, On the supply side, we have dealt with scarcity. Utility analysis is simply a means of reducing to minute parts the general concept of demand. Scarcity has been emphasized as showing the influence of supply upon value.
In the following chapter, supply and demand will be analyzed directly. In thus treating the effect of supply and demand upon value and price, we shall not be departing from the concepts presented in this chapter. We shall be simply elaborating and rounding out the principles of value along lines already started.

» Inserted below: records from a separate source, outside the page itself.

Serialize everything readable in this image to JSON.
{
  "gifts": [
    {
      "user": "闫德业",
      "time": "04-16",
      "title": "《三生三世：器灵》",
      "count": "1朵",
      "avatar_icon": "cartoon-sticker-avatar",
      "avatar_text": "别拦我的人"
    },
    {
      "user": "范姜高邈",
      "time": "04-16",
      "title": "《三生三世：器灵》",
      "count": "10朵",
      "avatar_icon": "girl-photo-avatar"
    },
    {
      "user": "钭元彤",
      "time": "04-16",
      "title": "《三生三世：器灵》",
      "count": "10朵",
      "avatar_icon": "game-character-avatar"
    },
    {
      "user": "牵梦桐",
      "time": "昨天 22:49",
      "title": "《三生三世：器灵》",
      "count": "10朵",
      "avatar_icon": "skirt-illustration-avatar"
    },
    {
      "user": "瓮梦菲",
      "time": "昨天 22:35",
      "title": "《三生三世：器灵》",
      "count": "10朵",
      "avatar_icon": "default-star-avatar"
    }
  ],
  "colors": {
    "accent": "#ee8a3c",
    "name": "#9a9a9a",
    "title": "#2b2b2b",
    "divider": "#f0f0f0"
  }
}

The present chapter has attempted to state the utility analysis clearly and accurately. Little attempt has been made to criticize utility theory. Not that much criticism could not be hurled at the utility concepts, but that little would be gained in this volume by intricate disputation. We have been content to state the utility logic for what it is worth. Some authorities think it is worth nothing; others think it is worth everything. The present author is writing on the assumption that neither of these views is sound. The assumption here is that the utility logic is useful for the purpose of providing an analysis of the logical process of valuation. For this limited purpose, utility theory is indispensable. For many further purposes, it is inadequate. Consequently later chapters will attempt to supplement utility theory by pecuniary theory calculated to supply what utility theory lacks. This brief comment is necessary because of the contentious atmosphere surrounding any mention of marginal utility in recent years.
CLARK, J. B., Essentials of Economic Theory, Chapter VI, VII.

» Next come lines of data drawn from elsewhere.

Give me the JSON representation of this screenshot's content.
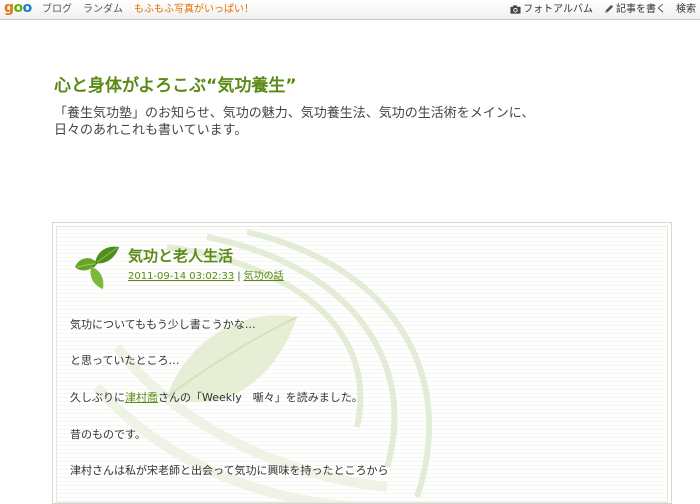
{
  "topbar": {
    "logo": {
      "g": "g",
      "o1": "o",
      "o2": "o"
    },
    "nav": [
      "ブログ",
      "ランダム"
    ],
    "promo": "もふもふ写真がいっぱい！",
    "right": {
      "photo_album": "フォトアルバム",
      "write": "記事を書く",
      "search": "検索"
    }
  },
  "header": {
    "title": "心と身体がよろこぶ“気功養生”",
    "description_line1": "「養生気功塾」のお知らせ、気功の魅力、気功養生法、気功の生活術をメインに、",
    "description_line2": "日々のあれこれも書いています。"
  },
  "post": {
    "title": "気功と老人生活",
    "date": "2011-09-14 03:02:33",
    "separator": "|",
    "category": "気功の話",
    "paragraphs": {
      "p1": "気功についてももう少し書こうかな…",
      "p2": "と思っていたところ…",
      "p3_before": "久しぶりに",
      "p3_link": "津村喬",
      "p3_after": "さんの「Weekly　噺々」を読みました。",
      "p4": "昔のものです。",
      "p5": "津村さんは私が宋老師と出会って気功に興味を持ったところから"
    }
  },
  "colors": {
    "accent_green": "#5a8a16",
    "promo_orange": "#e07000"
  },
  "icons": [
    "camera-icon",
    "pencil-icon",
    "leaf-icon"
  ]
}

SUPPLY AND DEMAND
The Meaning of Supply and Demand. —Supply is the quantity of a good that will definitely be sold at a given price. Demand is the quantity of a good that will definitely be purchased at a given price.
Both supply and demand are defined relative to a given price. At a high price, supply will tend to be greater and demand less. Supply does not include all units of a good which are in existence, but only such units as will actually be disposed of at a given price. Demand does not include the whole purchasing power of consumers but only such part of it as will actually be used to buy goods at a given price. Supply and demand are not absolute terms. They are purely relative to a given price.
Consequently, we may conceive of as many different supplies and demands as there are different possible grades of prices. A certain kind of good may be offered at any one of countless possible price levels, varying from extremely low to extremely high. But no matter which of these be taken as the actual market price, the supply factor will be the amount actually offered for sale at that price, and the demand factor will be the amount actually bought at that price. With each different gradation of price, there will come a new quantity of supply and demand.
Both terms are used to designate an effective force. Demand is not a vain longing for goods, but decision to buy coupled with the purchasing power necessary for buying. Supply is not a theoretical amount, but the amount that will be made effective in the market. The actual forces must be differentiated from merely potential forces. Potential demand is the demand that could be tapped by changing prices, and potential supply is the supply that could be reached by changing prices. But in common economic usage, the terms are used in the effective sense. Active desire plus ability to pay gives an act of purchase, which is effective demand. Active offering for sale plus willingness to accept a certain price gives an act of sale, which is effective supply.
The Laws of Supply and Demand.—It is very common for popular authorities to attempt an explanation of almost every baffling problem by a vague and mysterious reference to supply and demand. The phrase serves as a kind of blanket explanation to cover confusion and perplexity. When a business situation defies concrete and clear explanation, a loose resort to “the fundamental law of supply and demand'' is